The smaller of our two dogs, a 50-pound short haired mutt named Stella, had issues with how cold the ground was on her paws, so we had to limit our walks to 10 to 15 minutes. (The larger dog, an 80-pound mutt named Comet, who is a bit… uhh… bulkier and has longer hair, seemed to have no such problem.)
I understand a small non-acclimatized living thing being unable to cope with the conditions, but the cold intolerance didn’t stop there.
The cold got to inanimate objects, too.
The first day of the cold snap, I was getting read to head to an appointment. Unfortunately for me, my car ha other ideas. I opened the driver’s side door – well, I tried. I pulled on the handle, but the door wouldn’t budge. Neither did the passenger side, nor either of the back doors.
I went inside to get a bucket of warm water to pour on the driver’s door, but refrained from doing so when I realized the water would freeze again once I was inside and possible trap me forever. Or something like that.
I went back into the house and tried to figure out Plan B.
‘Aha! I’ll pour water over one of the back doors, then kick open the driver’s door from the inside! And I’ll kick the second door open before I close the first in case it freezes shut and traps me forever!’
Although it was a little awkward to navigate the inside of the car in six full layers of clothing, Plan B worked beautifully.
After all that, I was only going to be a few minutes late.
Oh wait, my car had other ideas.
I put the key into the ignition, but that was as far as I got. Even with the brunt of my impressive might, I could not get the key to budge. I twisted my steering wheel, fiddled with my gear box, tried the spare key, but the ignition was just not interested in doing what I wanted.
I stayed home that night, and my car stayed in its resting place for nearly a full week.
The following morning, everything went further down the pooper when exactly nothing went down the pooper. It turns out the pipe that goes to our toilet runs inside an uninsulated wall and, being made of metal, is a reasonably good conductor of cold. The water inside the pipe apparently froze, effectively freezing all toilet-related activity until I figured out how to operate the toilet with a bucket.
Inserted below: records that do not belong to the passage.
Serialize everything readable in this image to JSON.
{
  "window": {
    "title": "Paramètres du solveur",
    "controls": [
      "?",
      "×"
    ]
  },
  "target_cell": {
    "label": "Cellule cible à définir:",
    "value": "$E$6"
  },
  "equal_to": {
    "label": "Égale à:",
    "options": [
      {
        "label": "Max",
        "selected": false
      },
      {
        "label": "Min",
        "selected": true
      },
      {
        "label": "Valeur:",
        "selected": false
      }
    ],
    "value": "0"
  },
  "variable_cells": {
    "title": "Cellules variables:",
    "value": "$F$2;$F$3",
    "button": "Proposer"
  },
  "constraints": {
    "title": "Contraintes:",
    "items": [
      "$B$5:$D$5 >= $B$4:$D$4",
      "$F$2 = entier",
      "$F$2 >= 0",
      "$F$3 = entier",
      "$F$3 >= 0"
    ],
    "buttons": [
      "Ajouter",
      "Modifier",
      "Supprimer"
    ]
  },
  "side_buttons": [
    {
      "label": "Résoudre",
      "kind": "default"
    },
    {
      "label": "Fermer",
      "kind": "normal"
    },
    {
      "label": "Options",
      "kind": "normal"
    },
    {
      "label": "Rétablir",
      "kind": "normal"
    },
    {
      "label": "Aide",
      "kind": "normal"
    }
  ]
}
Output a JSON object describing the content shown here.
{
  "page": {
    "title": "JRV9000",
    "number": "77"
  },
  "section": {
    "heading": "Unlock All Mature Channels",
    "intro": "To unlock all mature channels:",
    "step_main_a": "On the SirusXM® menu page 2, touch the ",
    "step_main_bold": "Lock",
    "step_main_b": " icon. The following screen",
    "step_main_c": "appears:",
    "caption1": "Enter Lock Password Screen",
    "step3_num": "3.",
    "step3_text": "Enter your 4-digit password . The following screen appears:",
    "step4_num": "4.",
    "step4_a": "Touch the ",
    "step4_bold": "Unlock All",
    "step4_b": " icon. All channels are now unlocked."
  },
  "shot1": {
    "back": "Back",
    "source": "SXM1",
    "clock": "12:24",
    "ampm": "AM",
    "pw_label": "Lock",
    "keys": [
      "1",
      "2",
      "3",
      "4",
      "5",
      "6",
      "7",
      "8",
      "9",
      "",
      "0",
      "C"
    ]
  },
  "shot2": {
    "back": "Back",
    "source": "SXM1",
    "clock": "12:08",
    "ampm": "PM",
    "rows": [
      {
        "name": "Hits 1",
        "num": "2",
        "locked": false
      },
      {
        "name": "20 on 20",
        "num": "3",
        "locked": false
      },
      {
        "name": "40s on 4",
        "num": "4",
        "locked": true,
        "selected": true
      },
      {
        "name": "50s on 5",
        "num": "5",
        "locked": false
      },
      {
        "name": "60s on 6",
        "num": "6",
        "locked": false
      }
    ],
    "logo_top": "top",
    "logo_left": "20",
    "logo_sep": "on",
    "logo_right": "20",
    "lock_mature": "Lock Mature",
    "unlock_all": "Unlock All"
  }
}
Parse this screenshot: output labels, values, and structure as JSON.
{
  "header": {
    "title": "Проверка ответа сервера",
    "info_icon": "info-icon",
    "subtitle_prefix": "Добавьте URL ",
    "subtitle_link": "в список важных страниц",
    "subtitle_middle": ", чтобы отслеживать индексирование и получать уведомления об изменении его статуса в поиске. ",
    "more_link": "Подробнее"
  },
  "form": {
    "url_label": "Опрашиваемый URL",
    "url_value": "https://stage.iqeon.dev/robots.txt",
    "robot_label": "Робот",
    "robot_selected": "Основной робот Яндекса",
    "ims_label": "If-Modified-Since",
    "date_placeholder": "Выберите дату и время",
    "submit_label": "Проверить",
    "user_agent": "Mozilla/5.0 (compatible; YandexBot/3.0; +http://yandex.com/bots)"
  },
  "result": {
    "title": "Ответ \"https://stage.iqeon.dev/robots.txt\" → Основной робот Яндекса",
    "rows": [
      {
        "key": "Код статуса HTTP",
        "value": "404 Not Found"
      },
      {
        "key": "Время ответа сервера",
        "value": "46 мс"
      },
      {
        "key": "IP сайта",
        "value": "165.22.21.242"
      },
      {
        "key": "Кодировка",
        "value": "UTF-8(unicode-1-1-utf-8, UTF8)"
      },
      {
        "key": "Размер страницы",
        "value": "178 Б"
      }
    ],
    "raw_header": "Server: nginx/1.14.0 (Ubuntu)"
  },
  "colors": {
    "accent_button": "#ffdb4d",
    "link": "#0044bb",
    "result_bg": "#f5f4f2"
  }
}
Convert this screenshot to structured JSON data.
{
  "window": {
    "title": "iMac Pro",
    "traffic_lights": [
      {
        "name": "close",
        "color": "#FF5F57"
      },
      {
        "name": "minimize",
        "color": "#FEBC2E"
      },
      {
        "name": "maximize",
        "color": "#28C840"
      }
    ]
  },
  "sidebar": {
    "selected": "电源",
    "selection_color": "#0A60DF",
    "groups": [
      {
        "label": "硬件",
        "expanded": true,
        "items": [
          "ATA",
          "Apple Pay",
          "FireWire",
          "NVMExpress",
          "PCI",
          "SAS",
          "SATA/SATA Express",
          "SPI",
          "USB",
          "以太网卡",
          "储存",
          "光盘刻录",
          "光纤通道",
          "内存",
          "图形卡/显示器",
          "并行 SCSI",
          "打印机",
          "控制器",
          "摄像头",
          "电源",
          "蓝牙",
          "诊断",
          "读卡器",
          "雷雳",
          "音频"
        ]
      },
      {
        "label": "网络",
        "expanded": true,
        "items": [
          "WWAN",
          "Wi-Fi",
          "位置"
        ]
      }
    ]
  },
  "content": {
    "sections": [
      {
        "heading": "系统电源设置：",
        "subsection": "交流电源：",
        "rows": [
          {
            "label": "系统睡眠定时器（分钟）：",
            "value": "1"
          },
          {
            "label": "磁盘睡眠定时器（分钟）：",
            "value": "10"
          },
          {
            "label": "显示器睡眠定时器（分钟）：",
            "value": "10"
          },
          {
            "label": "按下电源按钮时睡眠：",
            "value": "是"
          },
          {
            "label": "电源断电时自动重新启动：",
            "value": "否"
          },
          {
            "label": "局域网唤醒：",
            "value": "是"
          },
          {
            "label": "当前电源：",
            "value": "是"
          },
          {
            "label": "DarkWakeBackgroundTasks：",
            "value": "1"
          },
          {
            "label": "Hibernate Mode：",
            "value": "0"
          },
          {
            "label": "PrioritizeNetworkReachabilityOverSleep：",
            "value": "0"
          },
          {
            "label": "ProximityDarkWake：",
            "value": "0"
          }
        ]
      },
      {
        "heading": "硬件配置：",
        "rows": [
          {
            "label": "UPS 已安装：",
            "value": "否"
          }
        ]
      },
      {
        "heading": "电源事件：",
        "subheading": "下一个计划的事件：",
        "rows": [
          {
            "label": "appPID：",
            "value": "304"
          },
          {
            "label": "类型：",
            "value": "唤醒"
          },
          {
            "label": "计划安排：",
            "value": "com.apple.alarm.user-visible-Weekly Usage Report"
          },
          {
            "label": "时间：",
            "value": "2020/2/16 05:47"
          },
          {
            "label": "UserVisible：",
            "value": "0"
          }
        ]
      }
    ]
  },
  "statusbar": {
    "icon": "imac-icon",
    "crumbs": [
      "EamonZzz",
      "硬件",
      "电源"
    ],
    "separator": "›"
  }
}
(To be clear, that’s different form operating a bucket as a toilet.)
Once the temperature soared back onto the positive side of zero, that problem fixed itself.
I would love to say that I learned something about dogs or cars or toilets from this new experience with what I would consider the extreme cold – that I am now prepared to prevent similar situations in the extreme cold (read: perfectly normal Northern Ontario cold) in Cochrane. However, that would not be true.
What I did learn, I think, is that no matter how much preparing you do – I left taps running and propped my wind shield wipers up, for example – things will probably go wrong, and that best you’ll be able to do is to adapt, and hopefully laugh.
And that’s the cold truth.